Image: Our Gardens. We finally got all our gardens planted. It was tough, slow work, as the ground was full of roots - wild rose, salmonberry, thimbleberry, alder, and worst of all, English ivy. However, we now have four patches broken and seeded.
Image: Wood Cook Stove Installed. Although we now had our wood cook stove in our cabin, we still had a long ways to go before the cabin would be warm enough for us to move in.
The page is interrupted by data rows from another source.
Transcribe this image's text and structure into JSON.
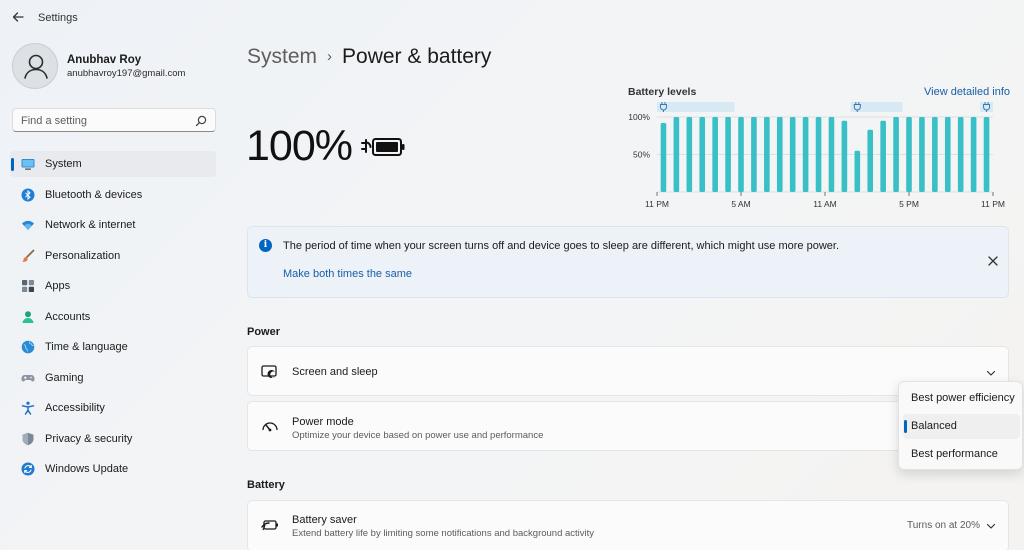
{
  "window": {
    "title": "Settings"
  },
  "profile": {
    "name": "Anubhav Roy",
    "email": "anubhavroy197@gmail.com"
  },
  "search": {
    "placeholder": "Find a setting",
    "value": ""
  },
  "sidebar": {
    "items": [
      {
        "label": "System",
        "icon": "system-icon",
        "active": true
      },
      {
        "label": "Bluetooth & devices",
        "icon": "bluetooth-icon"
      },
      {
        "label": "Network & internet",
        "icon": "wifi-icon"
      },
      {
        "label": "Personalization",
        "icon": "brush-icon"
      },
      {
        "label": "Apps",
        "icon": "apps-icon"
      },
      {
        "label": "Accounts",
        "icon": "person-icon"
      },
      {
        "label": "Time & language",
        "icon": "globe-icon"
      },
      {
        "label": "Gaming",
        "icon": "gamepad-icon"
      },
      {
        "label": "Accessibility",
        "icon": "accessibility-icon"
      },
      {
        "label": "Privacy & security",
        "icon": "shield-icon"
      },
      {
        "label": "Windows Update",
        "icon": "update-icon"
      }
    ]
  },
  "header": {
    "parent": "System",
    "separator": "›",
    "current": "Power & battery"
  },
  "battery": {
    "percent": "100%",
    "icon": "battery-charging-icon"
  },
  "chart_data": {
    "type": "bar",
    "title": "Battery levels",
    "link": "View detailed info",
    "y_ticks": [
      "100%",
      "50%"
    ],
    "x_ticks": [
      "11 PM",
      "5 AM",
      "11 AM",
      "5 PM",
      "11 PM"
    ],
    "ylim": [
      0,
      100
    ],
    "values": [
      92,
      100,
      100,
      100,
      100,
      100,
      100,
      100,
      100,
      100,
      100,
      100,
      100,
      100,
      95,
      55,
      83,
      95,
      100,
      100,
      100,
      100,
      100,
      100,
      100,
      100
    ],
    "plugged_in_ranges": [
      [
        0,
        5
      ],
      [
        15,
        18
      ],
      [
        25,
        25
      ]
    ],
    "grid": true,
    "colors": {
      "bar": "#38c0c6",
      "plug": "#3a78b8",
      "plug_band": "#d7eaf3"
    }
  },
  "banner": {
    "icon": "info-icon",
    "message": "The period of time when your screen turns off and device goes to sleep are different, which might use more power.",
    "link": "Make both times the same",
    "close_icon": "close-icon"
  },
  "sections": {
    "power": {
      "title": "Power",
      "screen_sleep": {
        "title": "Screen and sleep",
        "icon": "screen-sleep-icon"
      },
      "power_mode": {
        "title": "Power mode",
        "subtitle": "Optimize your device based on power use and performance",
        "icon": "gauge-icon",
        "options": [
          "Best power efficiency",
          "Balanced",
          "Best performance"
        ],
        "selected": "Balanced"
      }
    },
    "battery": {
      "title": "Battery",
      "battery_saver": {
        "title": "Battery saver",
        "subtitle": "Extend battery life by limiting some notifications and background activity",
        "value": "Turns on at 20%",
        "icon": "battery-saver-icon"
      }
    }
  },
  "theme": {
    "accent": "#0067c0",
    "link": "#1a5fa8"
  }
}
Image: Trailing blackberries. Although we are itching to start work on our homestead, we are still waiting for the last of the legal paperwork to be done, and the property to be transferred into our names. So instead, we spend our time hiking around the site, trying to become more familiar with our new home.
Image: Apple blossoms. Beltane is the name for the Gaelic May Day festival. which is held on May 1st, or about halfway between the spring equinox and the summer solstice.
I was messing around on the Google Earth Engine the other day, and discovered that their Timelapse site finally had satellite images available for our region. So here is our homestead from 1984 to 2016 ...
Image: The Blue Rocket. My husband, Kennard, affectionately calls our old truck the Blue Rocket because it can go faster than 8 knots, the speed at which he is used to travelling on the Moody Blue. Today is our first trip across Johnstone Strait to Kelsey Bay, and the reason for our trip is to ...
What's it been like on our homestead during the COVID-19 crisis? Well, some things remain much the same, and others have become strangely different.
Image: Ken's new Cromach. Another first for us here - we just met with an old friend from Prince Rupert who was traveling down to Victoria. Being so far off grid, it can be hard to schedule meetings with people, particularly as the Johnstone Strait crossing can be so weather dependent. It's also rare that ...
Image: Porphyra. Call it nori or laver or slake, by any name Porphyra is not only delicious, but good for your health as well.
Table of Contents
Newest entries, 2020
- Wolves on My Mind
- Homesteading During the COVID-19 Pandemic
- A Quick Garden Moment
- Things Seen by Our Game Camera …
- A Genetics Puzzle – Coat Color in Border Collies
- A New Addition to Our Family
- Brennan and the Back Porch
- Laundry Day
- To Have a Hot Shower …
- The Saga of Water Storage Tanks
- Signs of Spring
- Misadventures When Worries Become Reality
- Water and Ice
- Our Winter Wonderland
- A Stormy Winter’s Day
- Still a Little Piece of Paradise
- Potatoes, Potatoes, Potatoes
- I Love My Eggs
- Now That’s a Carrot!
- North Coast Tidings
- Fall Projects
- Shroom Hunting
- Ethical Wildcrafting
- A Gen Xer Goes Homesteading
- Yard Chickens
- Eating Our Weeds
- Samhain Walk
- Our Garden is Planted
- Landfall Day
- The Kipper Gets an Engine
- Water, Water Everywhere, Nor Any Drop to Drink
- Summer Solstice
- Me and My Singer Sewing Machine
- A Cougar in My Garden
- Solar Panels At Last
- Our Cozy Home
- Harvesting Seaweed
- A Walk on the Wild Side
- Saying Goodbye to an Old Friend
- Naming the Draiocht
- Moved In At Last!
- Mad Shopping Spree!
- Winter Solstice
- All I Want for Christmas is My Two Front Windows
- A Community Christmas
- Out from Under
- Rounding Cape Caution
- The Sign of the Awen
- Fetching the Blue Rocket
- Black Bears and Blackberries
- Summer Solstice
- The Grizzly